- Fire and release of hydrocarbons
- Explosion resulting in the release of an explosive cloud
- Oil release into the sea
HSE’s Offshore Division (OSD) is the directive responsible for the offshore oil and gas industry. The OSD is responsible for regulating the UK’s Continental Shelf oil and gas rigs. The OSD tries to ensure that investigations of past hydrocarbon releases are thorough, so to avoid a re-occurrence. There have been 139 major and significant releases in 1999/2000. From 2005/2006 onwards hydrocarbon releases have plateaued to 70 to 80 per year. Offshore employers and the self-employed on rigs have a duty to ensure they work by the Dangerous Substances and Explosive Atmospheres Regulations 2002 (DSEAR). DSEAR protects workers against the risk from fire and explosion. The safe production and processing of hydrocarbons is necessary.

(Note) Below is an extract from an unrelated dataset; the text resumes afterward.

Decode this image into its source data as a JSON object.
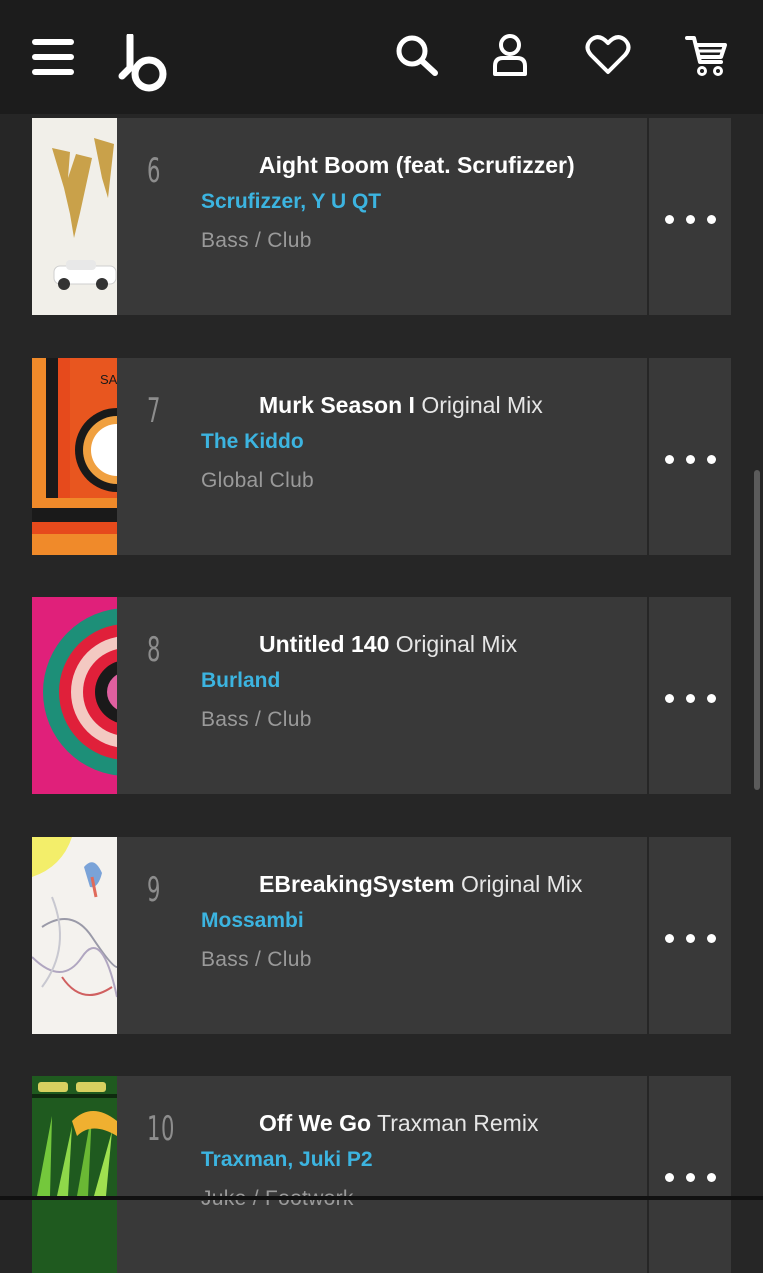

Duty Holders (those responsible for maintaining the oil/gas rig) have a responsibility to consider the adverse health effects as well as the immediate effects such as fire and explosion. Any real side effects caused by hydrocarbons usually result in exposure of concentrations of thousands of ppm. Health effects include asphyxiation, narcosis (leads to unconsciousness), cardiac arrest and aspiration. Hydrocarbons with a higher molecular weight are more likely to produce a narcotic effect. Hydrocarbons may be released through intentional (e.g sampling, maintenance) or accidental (eg leaks from pipes or somewhere within the plant). If the breach was through e.g maintenance there should be respiratory protective equipment for staff, de-gassing and de-pressurising systems in operation to contain the release. Prevention is the way of managing accidental breach. There must be an identified escape route (outside of any confined spaces), alarms in all areas on the rig, disaster training and the use of respiratory protection. Respiratory protection needs to be within easy reach of staff and they need to have been trained in how to use this quickly, as the effect of hydrocarbons on the body can occur within a few seconds. On rigs there must be effective fire and explosion control to detect leaks early on. A temporary refuge area must be maintained to house workers temporarily in the event of hydrocarbon release.

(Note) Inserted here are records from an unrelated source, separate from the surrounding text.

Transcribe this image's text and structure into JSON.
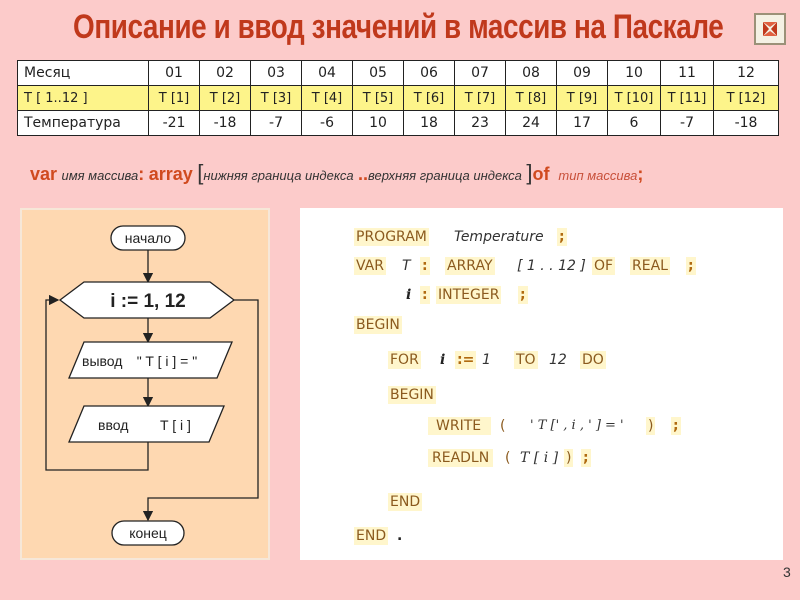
{
  "title": "Описание и ввод значений в массив на Паскале",
  "close_icon": "close-x-icon",
  "table": {
    "rows": [
      {
        "label": "Месяц",
        "cells": [
          "01",
          "02",
          "03",
          "04",
          "05",
          "06",
          "07",
          "08",
          "09",
          "10",
          "11",
          "12"
        ]
      },
      {
        "label": "T [ 1..12 ]",
        "cells": [
          "T [1]",
          "T [2]",
          "T [3]",
          "T [4]",
          "T [5]",
          "T [6]",
          "T [7]",
          "T [8]",
          "T [9]",
          "T [10]",
          "T [11]",
          "T [12]"
        ]
      },
      {
        "label": "Температура",
        "cells": [
          "-21",
          "-18",
          "-7",
          "-6",
          "10",
          "18",
          "23",
          "24",
          "17",
          "6",
          "-7",
          "-18"
        ]
      }
    ]
  },
  "syntax": {
    "var": "var",
    "name": "имя массива",
    "colon": ":",
    "array": "array",
    "lbracket": "[",
    "lower": "нижняя граница индекса",
    "dots": "..",
    "upper": "верхняя граница индекса",
    "rbracket": "]",
    "of": "of",
    "type": "тип массива",
    "semicolon": ";"
  },
  "flowchart": {
    "start": "начало",
    "loop": "i := 1, 12",
    "output_label": "вывод",
    "output_value": "\" T [ i ] = \"",
    "input_label": "ввод",
    "input_value": "T [ i ]",
    "end": "конец"
  },
  "code": {
    "l1": [
      "PROGRAM",
      "Temperature",
      ";"
    ],
    "l2": [
      "VAR",
      "T",
      ":",
      "ARRAY",
      "[ 1 . . 12 ]",
      "OF",
      "REAL",
      ";"
    ],
    "l3": [
      "i",
      ":",
      "INTEGER",
      ";"
    ],
    "l4": [
      "BEGIN"
    ],
    "l5": [
      "FOR",
      "i",
      ":=",
      "1",
      "TO",
      "12",
      "DO"
    ],
    "l6": [
      "BEGIN"
    ],
    "l7": [
      "WRITE",
      "(",
      "' T [' , i , ' ] = '",
      ")",
      ";"
    ],
    "l8": [
      "READLN",
      "(",
      "T [ i ]",
      ")",
      ";"
    ],
    "l9": [
      "END"
    ],
    "l10": [
      "END",
      "."
    ]
  },
  "page_number": "3"
}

Wildlife and ecosystems can be damaged through oil spills. Accidents can occur from crude oil leaking through the sea surface and from refined oil leaks from tanker ships. Spills at sea are much more damaging than on land because they can spread for hundreds of miles covering everything in a thin and deadly oily film. Vessels must be contained within effective pressure to contain the hydrocarbon. There should be risk based inspections to identify any signs of corrosion in the pipework.

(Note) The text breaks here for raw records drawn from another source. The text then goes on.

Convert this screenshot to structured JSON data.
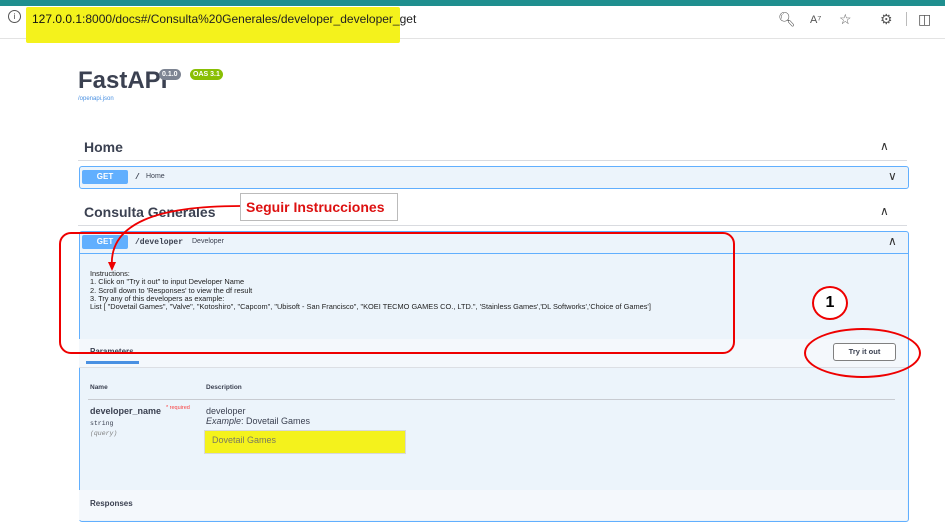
{
  "browser": {
    "url_host": "127.0.0.1",
    "url_rest": ":8000/docs#/Consulta%20Generales/developer_developer_get"
  },
  "app": {
    "title": "FastAPI",
    "version_badge": "0.1.0",
    "oas_badge": "OAS 3.1",
    "openapi_link": "/openapi.json"
  },
  "sections": [
    {
      "title": "Home",
      "operation": {
        "method": "GET",
        "path": "/",
        "summary": "Home"
      }
    },
    {
      "title": "Consulta Generales",
      "operation": {
        "method": "GET",
        "path": "/developer",
        "summary": "Developer",
        "instructions": [
          "Instructions:",
          "1. Click on \"Try it out\" to input Developer Name",
          "2. Scroll down to 'Responses' to view the df result",
          "3. Try any of this developers as example:",
          "List [ \"Dovetail Games\", \"Valve\", \"Kotoshiro\", \"Capcom\", \"Ubisoft - San Francisco\", \"KOEI TECMO GAMES CO., LTD.\", 'Stainless Games','DL Softworks','Choice of Games']"
        ],
        "parameters_tab": "Parameters",
        "try_button": "Try it out",
        "col_name": "Name",
        "col_description": "Description",
        "param": {
          "name": "developer_name",
          "required_mark": "* required",
          "type": "string",
          "in": "(query)",
          "description": "developer",
          "example_label": "Example",
          "example_value": ": Dovetail Games",
          "input_value": "Dovetail Games"
        },
        "responses_label": "Responses"
      }
    }
  ],
  "annotations": {
    "callout_text": "Seguir Instrucciones",
    "step_number": "1",
    "highlight_color": "#f4f21c",
    "annotation_color": "#e00000"
  },
  "icons": [
    "info-icon",
    "zoom-icon",
    "read-aloud-icon",
    "favorite-star-icon",
    "extensions-icon",
    "split-screen-icon",
    "chevron-up-icon",
    "chevron-down-icon"
  ]
}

The use of petroleum can react negatively with the environment causing the release of greenhouse gases into the air. Also, the earth only has a finite reserve of oil so there is concern over depleting this energy reserve and the effects it could have on sustaining future generations.